Dataset rows describing interfaces:
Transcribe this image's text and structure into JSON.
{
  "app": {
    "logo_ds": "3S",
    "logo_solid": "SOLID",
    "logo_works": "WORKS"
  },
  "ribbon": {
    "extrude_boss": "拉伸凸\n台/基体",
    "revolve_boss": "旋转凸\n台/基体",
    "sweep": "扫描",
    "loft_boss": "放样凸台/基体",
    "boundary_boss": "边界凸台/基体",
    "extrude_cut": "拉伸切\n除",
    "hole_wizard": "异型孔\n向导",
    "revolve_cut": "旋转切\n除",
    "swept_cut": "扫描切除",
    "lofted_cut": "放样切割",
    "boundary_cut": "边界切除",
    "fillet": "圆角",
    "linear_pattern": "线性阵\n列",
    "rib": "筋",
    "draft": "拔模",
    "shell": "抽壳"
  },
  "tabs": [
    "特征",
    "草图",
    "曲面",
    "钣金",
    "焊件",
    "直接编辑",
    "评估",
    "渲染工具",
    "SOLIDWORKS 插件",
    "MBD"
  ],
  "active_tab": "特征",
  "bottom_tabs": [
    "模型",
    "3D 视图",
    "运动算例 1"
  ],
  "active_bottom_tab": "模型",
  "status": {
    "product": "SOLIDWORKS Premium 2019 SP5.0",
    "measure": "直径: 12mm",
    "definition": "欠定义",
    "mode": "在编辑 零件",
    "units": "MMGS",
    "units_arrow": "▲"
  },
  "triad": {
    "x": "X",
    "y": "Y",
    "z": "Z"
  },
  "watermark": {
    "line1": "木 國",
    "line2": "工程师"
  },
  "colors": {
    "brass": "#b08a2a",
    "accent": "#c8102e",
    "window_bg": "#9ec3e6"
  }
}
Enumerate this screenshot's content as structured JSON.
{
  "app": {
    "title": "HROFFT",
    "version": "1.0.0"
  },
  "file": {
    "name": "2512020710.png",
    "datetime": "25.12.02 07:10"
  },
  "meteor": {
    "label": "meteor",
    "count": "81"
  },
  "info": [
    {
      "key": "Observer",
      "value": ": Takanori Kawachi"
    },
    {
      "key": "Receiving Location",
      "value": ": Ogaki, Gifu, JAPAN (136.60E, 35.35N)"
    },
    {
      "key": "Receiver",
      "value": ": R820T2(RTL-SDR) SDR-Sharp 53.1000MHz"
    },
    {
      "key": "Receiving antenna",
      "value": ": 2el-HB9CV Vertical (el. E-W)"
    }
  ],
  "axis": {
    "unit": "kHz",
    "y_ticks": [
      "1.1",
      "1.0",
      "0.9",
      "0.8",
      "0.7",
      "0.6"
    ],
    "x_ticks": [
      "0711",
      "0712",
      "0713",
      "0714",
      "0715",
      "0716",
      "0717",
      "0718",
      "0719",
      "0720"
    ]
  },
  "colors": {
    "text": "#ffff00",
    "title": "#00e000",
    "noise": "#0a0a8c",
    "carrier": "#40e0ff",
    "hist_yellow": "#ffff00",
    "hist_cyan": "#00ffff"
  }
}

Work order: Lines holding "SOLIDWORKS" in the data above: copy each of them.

Expected answer:
    "SOLIDWORKS 插件",
    "product": "SOLIDWORKS Premium 2019 SP5.0",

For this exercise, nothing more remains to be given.